A humidifier adds moisture to the air which is useful during dry winters. It helps with nighttime coughing and those never-ending boogers. Just make sure you change the filter when it is discolored and leave it open to dry after use to keep the air clean.
This one brings back all the memories of holding a baby at midnight in our small bathroom with the shower on hot and sink plugged full of hot water. Nighttime is so hard for babies who are plugged up. This trick works well because the steam breaks up the mucus and you hold them upright so it can work its way down. I still stick my older kids in the steamy bathroom too when they middle-of-the-night coughing fits. Works like a charm.
Saline nasal spray is helpful especially at the end of a cold when the snot is thick. And a bulb syringe is definitely not a baby crowd-pleaser, but it really helps when they’re too little to blow their nose.
My son and I have mild asthma and I’ve found this mask to be helpful when my lungs are congested — which for me, happens every cold. It comes with a child and adult size mask as well as a piece that can be inhaled by mouth.
To make your own saline solution combine:
- 2 cups of distilled or boiled water
- one teaspoon of salt
- Let cool to lukewarm.
If my kids are sick and not hungry I don’t force them to eat, but when they do get an appetite back I want to give them nutrients to help their body get well again.
No or very limited sugar
The less sugar the better when their little immune system is already compromised. Loma Linda University’s research found that white blood cells effectiveness decreased up to 50 percent after one to two hours of eating sugar. https://blog.bioticsresearch.com/does-sugar-weaken-the-immune-system The same study also said “a bacterial infection requires a fast, or abstinence from sugar.”

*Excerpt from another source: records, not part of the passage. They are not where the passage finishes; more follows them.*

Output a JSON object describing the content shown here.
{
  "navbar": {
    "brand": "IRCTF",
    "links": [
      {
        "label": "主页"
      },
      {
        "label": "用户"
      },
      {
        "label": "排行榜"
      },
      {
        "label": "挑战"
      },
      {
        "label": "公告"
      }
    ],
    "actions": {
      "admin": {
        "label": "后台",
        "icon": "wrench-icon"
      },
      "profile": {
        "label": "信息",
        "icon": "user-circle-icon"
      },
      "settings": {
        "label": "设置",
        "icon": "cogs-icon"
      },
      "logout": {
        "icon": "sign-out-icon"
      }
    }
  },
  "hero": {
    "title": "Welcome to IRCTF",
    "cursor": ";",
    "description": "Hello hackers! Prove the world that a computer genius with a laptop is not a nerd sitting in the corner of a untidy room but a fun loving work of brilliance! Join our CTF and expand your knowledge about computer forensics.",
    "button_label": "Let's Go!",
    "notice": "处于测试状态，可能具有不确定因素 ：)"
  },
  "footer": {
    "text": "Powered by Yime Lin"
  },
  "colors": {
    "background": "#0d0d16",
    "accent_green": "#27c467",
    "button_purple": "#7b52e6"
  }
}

The American Heart Association recommends kids not eat more than 6 teaspoons (or 24 grams) of sugar a day. Look at the added sugar in yogurt, fruit juice, cereal, sports drinks, etc. https://www.hsph.harvard.edu/nutritionsource/carbohydrates/added-sugar-in-the-diet/#:~:text=The%20AHA%20suggests%20a%20stricter,of%20sugar)%20for%20most%20men.
Avoid dairy for upset tummies
Dairy products and milk can make an upset stomach worse because they are difficult to digest.
What to eat
- Organic fruit and vegetables
- Dairy-free smoothie
- Healthy popsicles
- Chicken soup
- Chamomile tea
Homemade popsicles feel great on a sore throat and can help prevent dehydration. I use smoothies, applesauce, or juice.
Your grandmother was right, chicken soup is good for you. Broth, especially bone broth, has anti-inflammatory properties.
Too much sugar will weaken the immune system, but raw honey is a natural way to help coughing. It coats the throat and has an anti-inflammatory effect. Raw honey contains B6, niacin, thiamine, pantothenic acid, calcium, iron, manganese, magnesium, potassium, phosphorus, sodium, and zinc. Whew. Honey, however, is not recommended for children under 12 months.
A warm cup of chamomile tea (maybe with a little honey) can hydrate, relax and offer your little one some upset stomach relief. It feels good on a sore throat.
I’ve read the oil diffusers can be harmful to kids with irritated respiratory tracts. My guess is it depends on the child and the oil, but I have more reading to do. Just something to keep in mind.
It never fails that I forget half these tricks when a child starts to get sick, so I put my scribbled Post-It into a printable checklist. Here’s a copy for you:
Click image to download high resolution printable.
That’s it for this post. They’re on the mend now! I hope you picked up a trick or too. Let me know your ideas in the comments.